→ **Exercise prompt**:
Return, from the data that follows, each line that holds the word "heading".

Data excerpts
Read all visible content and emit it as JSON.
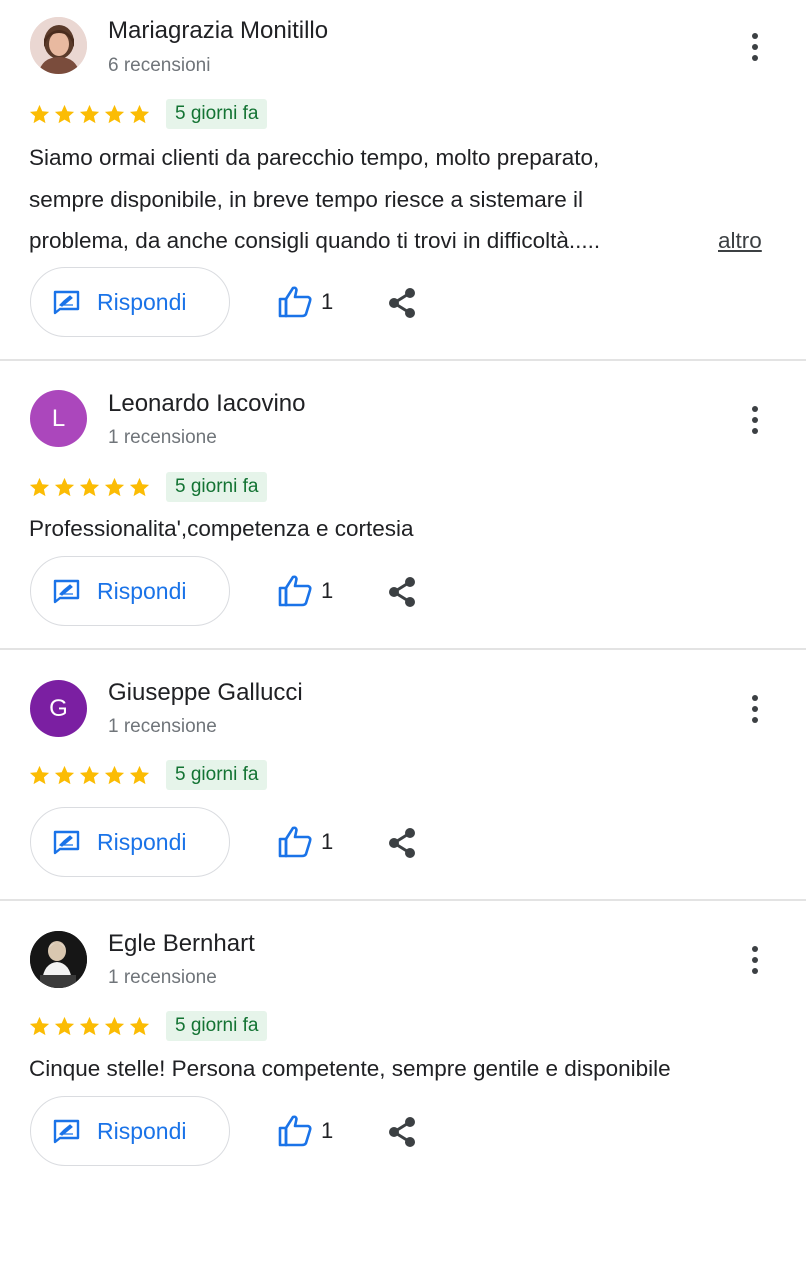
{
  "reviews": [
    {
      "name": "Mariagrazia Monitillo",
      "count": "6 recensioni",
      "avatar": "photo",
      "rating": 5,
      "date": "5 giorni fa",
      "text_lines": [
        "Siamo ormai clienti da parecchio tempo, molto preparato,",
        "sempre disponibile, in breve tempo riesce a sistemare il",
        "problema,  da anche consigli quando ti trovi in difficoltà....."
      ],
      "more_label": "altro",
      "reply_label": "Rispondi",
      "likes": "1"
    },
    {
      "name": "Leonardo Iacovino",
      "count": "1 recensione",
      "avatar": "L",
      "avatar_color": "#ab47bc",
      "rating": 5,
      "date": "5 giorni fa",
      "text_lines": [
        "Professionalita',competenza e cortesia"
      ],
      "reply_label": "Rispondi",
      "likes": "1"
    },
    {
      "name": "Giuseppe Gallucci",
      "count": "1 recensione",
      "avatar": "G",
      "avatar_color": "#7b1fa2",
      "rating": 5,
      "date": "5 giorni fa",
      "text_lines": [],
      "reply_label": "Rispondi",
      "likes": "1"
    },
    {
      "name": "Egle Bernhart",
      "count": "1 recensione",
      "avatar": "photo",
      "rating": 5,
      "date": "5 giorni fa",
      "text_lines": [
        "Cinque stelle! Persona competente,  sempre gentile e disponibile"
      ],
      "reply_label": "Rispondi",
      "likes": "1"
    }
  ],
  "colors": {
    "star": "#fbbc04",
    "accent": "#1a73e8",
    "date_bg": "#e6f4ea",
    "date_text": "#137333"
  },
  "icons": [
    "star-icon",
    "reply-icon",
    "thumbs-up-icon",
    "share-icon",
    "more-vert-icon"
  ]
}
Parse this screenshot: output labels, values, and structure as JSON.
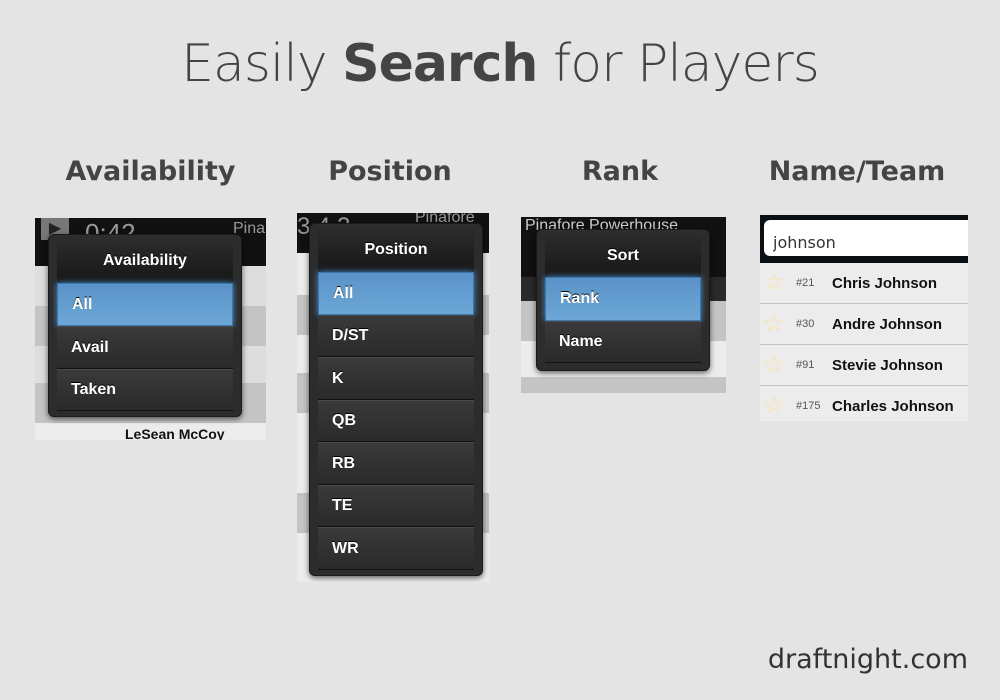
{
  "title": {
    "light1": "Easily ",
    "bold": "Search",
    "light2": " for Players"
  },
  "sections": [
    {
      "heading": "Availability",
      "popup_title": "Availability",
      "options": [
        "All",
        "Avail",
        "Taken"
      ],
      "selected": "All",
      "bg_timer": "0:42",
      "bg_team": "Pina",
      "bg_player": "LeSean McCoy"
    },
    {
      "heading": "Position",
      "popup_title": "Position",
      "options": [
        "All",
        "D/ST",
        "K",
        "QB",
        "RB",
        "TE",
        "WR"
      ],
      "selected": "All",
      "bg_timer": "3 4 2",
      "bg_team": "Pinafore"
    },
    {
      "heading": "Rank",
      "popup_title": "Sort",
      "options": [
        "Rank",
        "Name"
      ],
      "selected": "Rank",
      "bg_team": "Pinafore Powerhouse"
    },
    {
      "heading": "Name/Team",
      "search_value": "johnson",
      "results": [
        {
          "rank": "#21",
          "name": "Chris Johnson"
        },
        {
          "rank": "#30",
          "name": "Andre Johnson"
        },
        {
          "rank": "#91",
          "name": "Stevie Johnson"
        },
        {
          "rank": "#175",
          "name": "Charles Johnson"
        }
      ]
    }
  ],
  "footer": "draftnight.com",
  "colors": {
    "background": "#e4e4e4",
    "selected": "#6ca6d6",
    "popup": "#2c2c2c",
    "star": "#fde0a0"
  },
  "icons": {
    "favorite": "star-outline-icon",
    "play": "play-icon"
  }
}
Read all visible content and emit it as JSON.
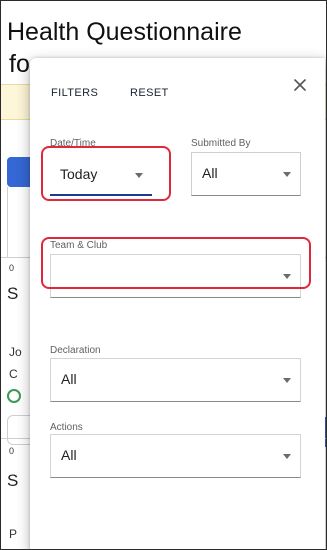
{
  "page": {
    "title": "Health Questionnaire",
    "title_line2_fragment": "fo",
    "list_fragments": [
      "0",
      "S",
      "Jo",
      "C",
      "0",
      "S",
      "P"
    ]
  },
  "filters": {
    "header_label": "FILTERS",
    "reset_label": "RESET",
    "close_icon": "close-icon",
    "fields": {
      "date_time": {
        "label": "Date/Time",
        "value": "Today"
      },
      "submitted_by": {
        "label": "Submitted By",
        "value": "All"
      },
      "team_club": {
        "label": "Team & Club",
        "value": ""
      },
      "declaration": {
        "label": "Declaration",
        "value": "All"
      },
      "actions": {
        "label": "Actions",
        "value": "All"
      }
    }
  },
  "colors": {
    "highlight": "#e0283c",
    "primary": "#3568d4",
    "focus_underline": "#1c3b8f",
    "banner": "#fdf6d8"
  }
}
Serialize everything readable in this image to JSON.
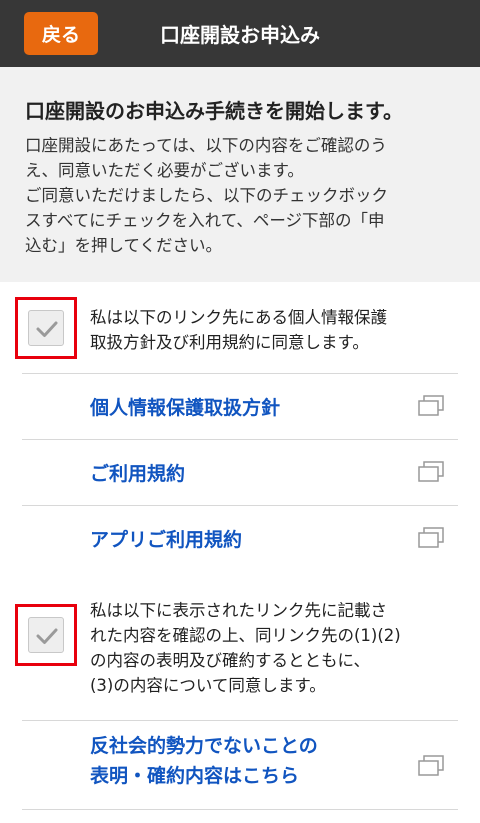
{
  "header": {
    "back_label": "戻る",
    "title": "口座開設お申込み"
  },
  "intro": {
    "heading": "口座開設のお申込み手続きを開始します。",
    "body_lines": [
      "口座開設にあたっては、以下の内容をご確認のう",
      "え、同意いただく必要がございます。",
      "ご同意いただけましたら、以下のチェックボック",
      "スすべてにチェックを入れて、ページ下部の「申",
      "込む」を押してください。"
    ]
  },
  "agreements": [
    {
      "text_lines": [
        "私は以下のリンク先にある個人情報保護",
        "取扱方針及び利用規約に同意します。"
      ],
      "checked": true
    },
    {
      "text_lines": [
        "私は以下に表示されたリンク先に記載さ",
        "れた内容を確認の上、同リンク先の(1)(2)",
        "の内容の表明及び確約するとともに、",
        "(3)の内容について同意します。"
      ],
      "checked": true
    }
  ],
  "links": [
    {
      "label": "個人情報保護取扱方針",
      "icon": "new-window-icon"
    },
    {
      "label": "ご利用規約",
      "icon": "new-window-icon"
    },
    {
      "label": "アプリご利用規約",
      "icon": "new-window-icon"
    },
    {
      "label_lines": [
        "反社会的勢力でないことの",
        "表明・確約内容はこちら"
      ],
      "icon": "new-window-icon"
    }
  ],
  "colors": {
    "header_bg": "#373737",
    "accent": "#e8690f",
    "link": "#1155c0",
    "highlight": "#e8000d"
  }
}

→ **Output of the task**:
      "heading": "Availability",
      "heading": "Position",
      "heading": "Rank",
      "heading": "Name/Team",
    "heading": "口座開設のお申込み手続きを開始します。",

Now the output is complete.